**DIRECTIONS**
Scan the records for the string "content"; copy each line where it occurs.

Excerpts from an interface dataset:
━━━━━━━━

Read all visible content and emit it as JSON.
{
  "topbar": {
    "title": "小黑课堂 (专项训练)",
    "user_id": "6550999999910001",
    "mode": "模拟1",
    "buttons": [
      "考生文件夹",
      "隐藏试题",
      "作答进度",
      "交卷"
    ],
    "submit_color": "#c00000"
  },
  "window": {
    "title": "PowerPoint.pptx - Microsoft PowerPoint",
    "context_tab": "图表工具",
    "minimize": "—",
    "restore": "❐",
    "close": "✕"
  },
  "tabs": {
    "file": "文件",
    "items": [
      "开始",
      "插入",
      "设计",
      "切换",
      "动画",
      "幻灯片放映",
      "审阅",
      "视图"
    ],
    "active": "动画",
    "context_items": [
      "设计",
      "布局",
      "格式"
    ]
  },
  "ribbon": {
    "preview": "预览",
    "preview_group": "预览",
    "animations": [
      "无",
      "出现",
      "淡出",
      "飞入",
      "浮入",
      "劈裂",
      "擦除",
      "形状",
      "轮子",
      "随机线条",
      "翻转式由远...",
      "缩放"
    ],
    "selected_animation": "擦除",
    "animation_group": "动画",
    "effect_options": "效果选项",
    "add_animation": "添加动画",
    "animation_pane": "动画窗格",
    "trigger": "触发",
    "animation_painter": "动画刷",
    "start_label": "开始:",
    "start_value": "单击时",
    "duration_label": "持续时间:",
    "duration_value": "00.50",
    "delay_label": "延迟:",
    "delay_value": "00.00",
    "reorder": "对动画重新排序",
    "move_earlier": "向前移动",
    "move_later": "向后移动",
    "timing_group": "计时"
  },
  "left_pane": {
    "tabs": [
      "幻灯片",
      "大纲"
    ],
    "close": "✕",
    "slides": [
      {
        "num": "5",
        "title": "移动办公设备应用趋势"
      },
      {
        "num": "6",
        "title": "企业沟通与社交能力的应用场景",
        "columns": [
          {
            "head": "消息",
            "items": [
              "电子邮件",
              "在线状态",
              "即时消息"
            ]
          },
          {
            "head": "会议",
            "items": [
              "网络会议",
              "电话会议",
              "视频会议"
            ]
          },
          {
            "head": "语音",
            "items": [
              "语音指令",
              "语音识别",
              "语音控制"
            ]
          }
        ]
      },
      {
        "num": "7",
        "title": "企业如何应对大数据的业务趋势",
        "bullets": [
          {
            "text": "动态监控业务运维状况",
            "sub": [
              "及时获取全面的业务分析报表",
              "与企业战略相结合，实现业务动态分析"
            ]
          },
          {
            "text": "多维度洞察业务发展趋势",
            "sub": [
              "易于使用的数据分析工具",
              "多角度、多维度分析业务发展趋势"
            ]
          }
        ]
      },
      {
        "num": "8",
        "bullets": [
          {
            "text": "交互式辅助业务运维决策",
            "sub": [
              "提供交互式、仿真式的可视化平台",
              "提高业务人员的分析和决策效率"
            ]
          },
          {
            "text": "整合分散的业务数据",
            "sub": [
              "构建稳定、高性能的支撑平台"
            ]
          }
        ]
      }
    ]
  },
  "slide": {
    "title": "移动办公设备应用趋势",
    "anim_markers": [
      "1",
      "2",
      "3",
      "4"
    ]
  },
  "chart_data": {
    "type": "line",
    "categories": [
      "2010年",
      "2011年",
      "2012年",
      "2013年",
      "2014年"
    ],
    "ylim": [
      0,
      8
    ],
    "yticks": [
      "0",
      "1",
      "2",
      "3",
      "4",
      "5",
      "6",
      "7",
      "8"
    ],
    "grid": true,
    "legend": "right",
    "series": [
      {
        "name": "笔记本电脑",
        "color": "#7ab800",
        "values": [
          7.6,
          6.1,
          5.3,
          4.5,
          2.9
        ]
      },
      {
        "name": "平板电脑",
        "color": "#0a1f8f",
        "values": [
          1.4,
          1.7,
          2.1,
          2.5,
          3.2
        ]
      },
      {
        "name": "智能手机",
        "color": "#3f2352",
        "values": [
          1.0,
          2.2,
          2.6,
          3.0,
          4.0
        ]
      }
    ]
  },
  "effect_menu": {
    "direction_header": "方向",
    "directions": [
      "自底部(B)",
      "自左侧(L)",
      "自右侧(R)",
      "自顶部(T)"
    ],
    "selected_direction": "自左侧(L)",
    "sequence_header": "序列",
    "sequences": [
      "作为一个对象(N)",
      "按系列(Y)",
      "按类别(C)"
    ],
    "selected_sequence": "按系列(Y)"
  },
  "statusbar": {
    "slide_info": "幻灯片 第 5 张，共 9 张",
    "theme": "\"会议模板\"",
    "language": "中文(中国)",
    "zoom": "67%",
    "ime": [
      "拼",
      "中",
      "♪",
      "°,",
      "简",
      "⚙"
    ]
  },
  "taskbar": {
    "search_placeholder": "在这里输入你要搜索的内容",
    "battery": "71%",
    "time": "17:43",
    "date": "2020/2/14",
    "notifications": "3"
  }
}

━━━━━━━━

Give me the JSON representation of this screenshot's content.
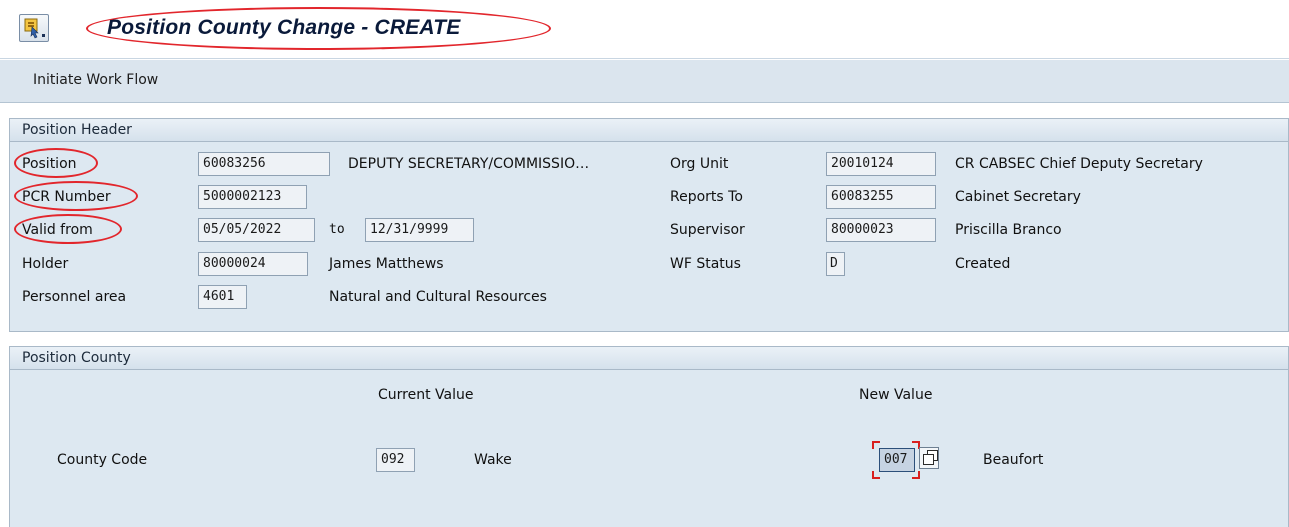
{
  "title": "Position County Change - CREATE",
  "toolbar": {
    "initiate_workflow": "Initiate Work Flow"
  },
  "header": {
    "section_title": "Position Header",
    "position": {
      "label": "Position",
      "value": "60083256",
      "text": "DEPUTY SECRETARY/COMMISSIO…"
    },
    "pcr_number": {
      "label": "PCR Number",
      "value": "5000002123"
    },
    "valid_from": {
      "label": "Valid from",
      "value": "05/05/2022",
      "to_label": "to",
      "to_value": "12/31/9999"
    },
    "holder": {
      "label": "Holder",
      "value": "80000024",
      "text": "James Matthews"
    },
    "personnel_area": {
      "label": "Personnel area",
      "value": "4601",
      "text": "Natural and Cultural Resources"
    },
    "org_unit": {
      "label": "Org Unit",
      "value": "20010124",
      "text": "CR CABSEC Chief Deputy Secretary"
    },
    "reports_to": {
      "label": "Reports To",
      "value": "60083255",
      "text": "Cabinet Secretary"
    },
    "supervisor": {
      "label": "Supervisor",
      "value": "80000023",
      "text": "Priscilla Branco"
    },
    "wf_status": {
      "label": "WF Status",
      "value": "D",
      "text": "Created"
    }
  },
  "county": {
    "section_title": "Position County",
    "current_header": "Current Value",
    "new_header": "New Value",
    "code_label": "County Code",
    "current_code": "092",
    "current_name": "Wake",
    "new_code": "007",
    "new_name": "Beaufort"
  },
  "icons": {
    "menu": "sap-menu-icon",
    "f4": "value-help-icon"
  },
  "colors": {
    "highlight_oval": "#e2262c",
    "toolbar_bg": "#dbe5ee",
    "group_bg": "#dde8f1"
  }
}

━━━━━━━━

**SOLVED PROBLEM**
Read all visible content and emit it as JSON.
Give me the JSON representation of this screenshot's content.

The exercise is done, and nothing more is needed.